* [Your instructions]: All of the lines below need to be copied exactly, apart from the pictures.

* [Records for the task]:
——
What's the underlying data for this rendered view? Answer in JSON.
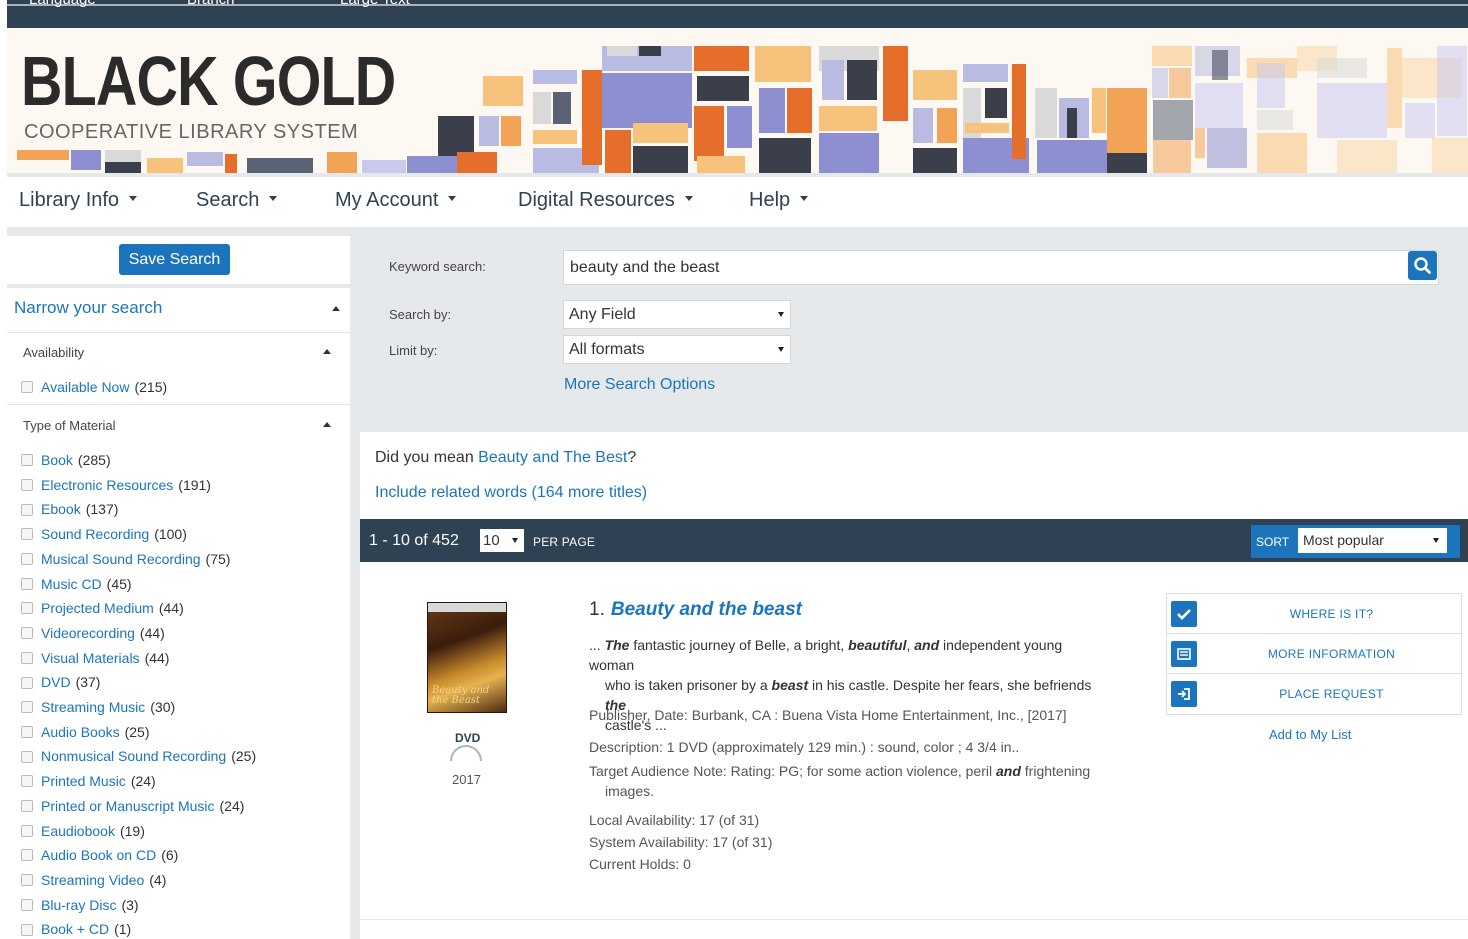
{
  "topbar": {
    "items": [
      "Language",
      "Branch",
      "Large Text"
    ]
  },
  "banner": {
    "title": "BLACK GOLD",
    "subtitle": "COOPERATIVE LIBRARY SYSTEM"
  },
  "nav": {
    "items": [
      {
        "label": "Library Info"
      },
      {
        "label": "Search"
      },
      {
        "label": "My Account"
      },
      {
        "label": "Digital Resources"
      },
      {
        "label": "Help"
      }
    ]
  },
  "sidebar": {
    "save_search": "Save Search",
    "narrow": "Narrow your search",
    "availability_heading": "Availability",
    "availability": [
      {
        "label": "Available Now",
        "count": "(215)"
      }
    ],
    "material_heading": "Type of Material",
    "materials": [
      {
        "label": "Book",
        "count": "(285)"
      },
      {
        "label": "Electronic Resources",
        "count": "(191)"
      },
      {
        "label": "Ebook",
        "count": "(137)"
      },
      {
        "label": "Sound Recording",
        "count": "(100)"
      },
      {
        "label": "Musical Sound Recording",
        "count": "(75)"
      },
      {
        "label": "Music CD",
        "count": "(45)"
      },
      {
        "label": "Projected Medium",
        "count": "(44)"
      },
      {
        "label": "Videorecording",
        "count": "(44)"
      },
      {
        "label": "Visual Materials",
        "count": "(44)"
      },
      {
        "label": "DVD",
        "count": "(37)"
      },
      {
        "label": "Streaming Music",
        "count": "(30)"
      },
      {
        "label": "Audio Books",
        "count": "(25)"
      },
      {
        "label": "Nonmusical Sound Recording",
        "count": "(25)"
      },
      {
        "label": "Printed Music",
        "count": "(24)"
      },
      {
        "label": "Printed or Manuscript Music",
        "count": "(24)"
      },
      {
        "label": "Eaudiobook",
        "count": "(19)"
      },
      {
        "label": "Audio Book on CD",
        "count": "(6)"
      },
      {
        "label": "Streaming Video",
        "count": "(4)"
      },
      {
        "label": "Blu-ray Disc",
        "count": "(3)"
      },
      {
        "label": "Book + CD",
        "count": "(1)"
      }
    ]
  },
  "search": {
    "keyword_label": "Keyword search:",
    "keyword_value": "beauty and the beast",
    "searchby_label": "Search by:",
    "searchby_value": "Any Field",
    "limitby_label": "Limit by:",
    "limitby_value": "All formats",
    "more_options": "More Search Options",
    "icon": "search-icon"
  },
  "suggest": {
    "did_you_mean": "Did you mean",
    "suggestion": "Beauty and The Best",
    "qmark": "?",
    "related": "Include related words (164 more titles)"
  },
  "results": {
    "count": "1 - 10 of 452",
    "per_page_value": "10",
    "per_page_label": "PER PAGE",
    "sort_label": "SORT",
    "sort_value": "Most popular"
  },
  "item": {
    "number": "1.",
    "title": "Beauty and the beast",
    "cover_text": "Beauty and the Beast",
    "format": "DVD",
    "year": "2017",
    "snippet": {
      "prefix": "...",
      "w1": "The",
      "t1": "fantastic journey of Belle, a bright,",
      "w2": "beautiful",
      "t2": ",",
      "w3": "and",
      "t3": "independent young woman",
      "t4": "who is taken prisoner by a",
      "w4": "beast",
      "t5": "in his castle. Despite her fears, she befriends",
      "w5": "the",
      "t6": "castle's ..."
    },
    "publisher": "Publisher, Date: Burbank, CA : Buena Vista Home Entertainment, Inc., [2017]",
    "description": "Description: 1 DVD (approximately 129 min.) : sound, color ; 4 3/4 in..",
    "audience_a": "Target Audience Note: Rating: PG; for some action violence, peril",
    "audience_and": "and",
    "audience_b": "frightening",
    "audience_c": "images.",
    "local": "Local Availability: 17 (of 31)",
    "system": "System Availability: 17 (of 31)",
    "holds": "Current Holds: 0",
    "actions": {
      "where": "WHERE IS IT?",
      "info": "MORE INFORMATION",
      "request": "PLACE REQUEST"
    },
    "add_list": "Add to My List"
  }
}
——
* [Task answer]:
What's the underlying data for this rendered view? Answer in JSON.
{
  "topbar": {
    "items": [
      "Language",
      "Branch",
      "Large Text"
    ]
  },
  "banner": {
    "title": "BLACK GOLD",
    "subtitle": "COOPERATIVE LIBRARY SYSTEM"
  },
  "nav": {
    "items": [
      {
        "label": "Library Info"
      },
      {
        "label": "Search"
      },
      {
        "label": "My Account"
      },
      {
        "label": "Digital Resources"
      },
      {
        "label": "Help"
      }
    ]
  },
  "sidebar": {
    "save_search": "Save Search",
    "narrow": "Narrow your search",
    "availability_heading": "Availability",
    "availability": [
      {
        "label": "Available Now",
        "count": "(215)"
      }
    ],
    "material_heading": "Type of Material",
    "materials": [
      {
        "label": "Book",
        "count": "(285)"
      },
      {
        "label": "Electronic Resources",
        "count": "(191)"
      },
      {
        "label": "Ebook",
        "count": "(137)"
      },
      {
        "label": "Sound Recording",
        "count": "(100)"
      },
      {
        "label": "Musical Sound Recording",
        "count": "(75)"
      },
      {
        "label": "Music CD",
        "count": "(45)"
      },
      {
        "label": "Projected Medium",
        "count": "(44)"
      },
      {
        "label": "Videorecording",
        "count": "(44)"
      },
      {
        "label": "Visual Materials",
        "count": "(44)"
      },
      {
        "label": "DVD",
        "count": "(37)"
      },
      {
        "label": "Streaming Music",
        "count": "(30)"
      },
      {
        "label": "Audio Books",
        "count": "(25)"
      },
      {
        "label": "Nonmusical Sound Recording",
        "count": "(25)"
      },
      {
        "label": "Printed Music",
        "count": "(24)"
      },
      {
        "label": "Printed or Manuscript Music",
        "count": "(24)"
      },
      {
        "label": "Eaudiobook",
        "count": "(19)"
      },
      {
        "label": "Audio Book on CD",
        "count": "(6)"
      },
      {
        "label": "Streaming Video",
        "count": "(4)"
      },
      {
        "label": "Blu-ray Disc",
        "count": "(3)"
      },
      {
        "label": "Book + CD",
        "count": "(1)"
      }
    ]
  },
  "search": {
    "keyword_label": "Keyword search:",
    "keyword_value": "beauty and the beast",
    "searchby_label": "Search by:",
    "searchby_value": "Any Field",
    "limitby_label": "Limit by:",
    "limitby_value": "All formats",
    "more_options": "More Search Options",
    "icon": "search-icon"
  },
  "suggest": {
    "did_you_mean": "Did you mean",
    "suggestion": "Beauty and The Best",
    "qmark": "?",
    "related": "Include related words (164 more titles)"
  },
  "results": {
    "count": "1 - 10 of 452",
    "per_page_value": "10",
    "per_page_label": "PER PAGE",
    "sort_label": "SORT",
    "sort_value": "Most popular"
  },
  "item": {
    "number": "1.",
    "title": "Beauty and the beast",
    "cover_text": "Beauty and the Beast",
    "format": "DVD",
    "year": "2017",
    "snippet": {
      "prefix": "...",
      "w1": "The",
      "t1": "fantastic journey of Belle, a bright,",
      "w2": "beautiful",
      "t2": ",",
      "w3": "and",
      "t3": "independent young woman",
      "t4": "who is taken prisoner by a",
      "w4": "beast",
      "t5": "in his castle. Despite her fears, she befriends",
      "w5": "the",
      "t6": "castle's ..."
    },
    "publisher": "Publisher, Date: Burbank, CA : Buena Vista Home Entertainment, Inc., [2017]",
    "description": "Description: 1 DVD (approximately 129 min.) : sound, color ; 4 3/4 in..",
    "audience_a": "Target Audience Note: Rating: PG; for some action violence, peril",
    "audience_and": "and",
    "audience_b": "frightening",
    "audience_c": "images.",
    "local": "Local Availability: 17 (of 31)",
    "system": "System Availability: 17 (of 31)",
    "holds": "Current Holds: 0",
    "actions": {
      "where": "WHERE IS IT?",
      "info": "MORE INFORMATION",
      "request": "PLACE REQUEST"
    },
    "add_list": "Add to My List"
  }
}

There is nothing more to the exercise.